DATA IN THIS EXERCISE below:

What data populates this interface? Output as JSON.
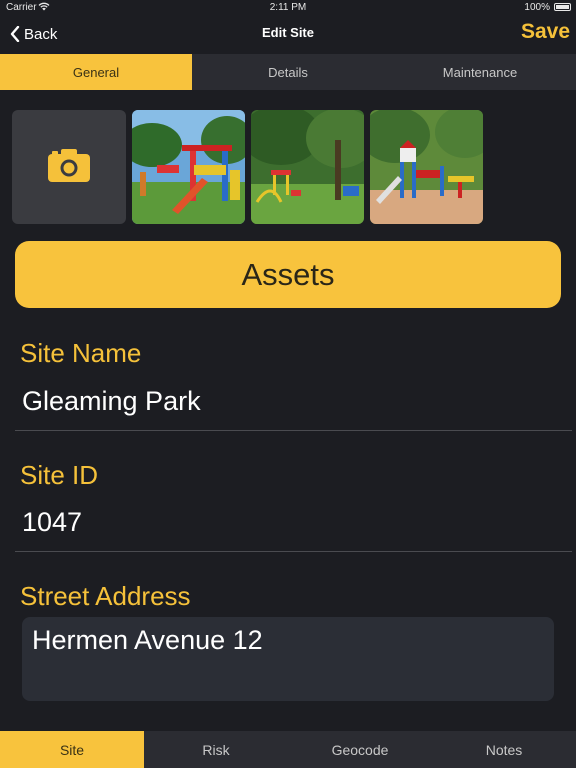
{
  "status_bar": {
    "carrier": "Carrier",
    "time": "2:11 PM",
    "battery": "100%"
  },
  "nav": {
    "back_label": "Back",
    "title": "Edit Site",
    "save_label": "Save"
  },
  "top_tabs": [
    {
      "label": "General",
      "active": true
    },
    {
      "label": "Details",
      "active": false
    },
    {
      "label": "Maintenance",
      "active": false
    }
  ],
  "photos": {
    "add_icon": "camera-icon",
    "count": 3
  },
  "assets_button": "Assets",
  "fields": {
    "site_name": {
      "label": "Site Name",
      "value": "Gleaming Park"
    },
    "site_id": {
      "label": "Site ID",
      "value": "1047"
    },
    "street_address": {
      "label": "Street Address",
      "value": "Hermen Avenue 12"
    }
  },
  "bottom_tabs": [
    {
      "label": "Site",
      "active": true
    },
    {
      "label": "Risk",
      "active": false
    },
    {
      "label": "Geocode",
      "active": false
    },
    {
      "label": "Notes",
      "active": false
    }
  ],
  "colors": {
    "accent": "#f8c33d",
    "background": "#1c1d22",
    "label": "#f5c13a"
  }
}
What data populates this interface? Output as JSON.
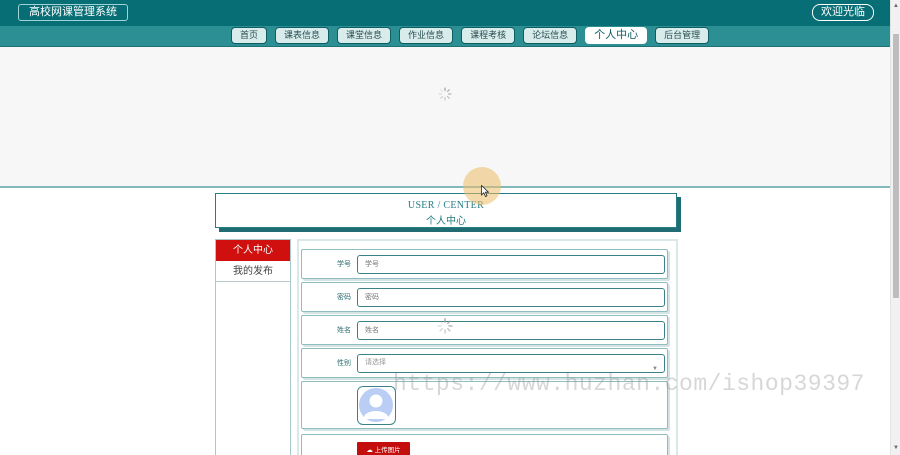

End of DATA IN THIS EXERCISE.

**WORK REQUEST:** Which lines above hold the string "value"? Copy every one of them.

**YOUR RESPONSE:**
      "value": "Gleaming Park"
      "value": "1047"
      "value": "Hermen Avenue 12"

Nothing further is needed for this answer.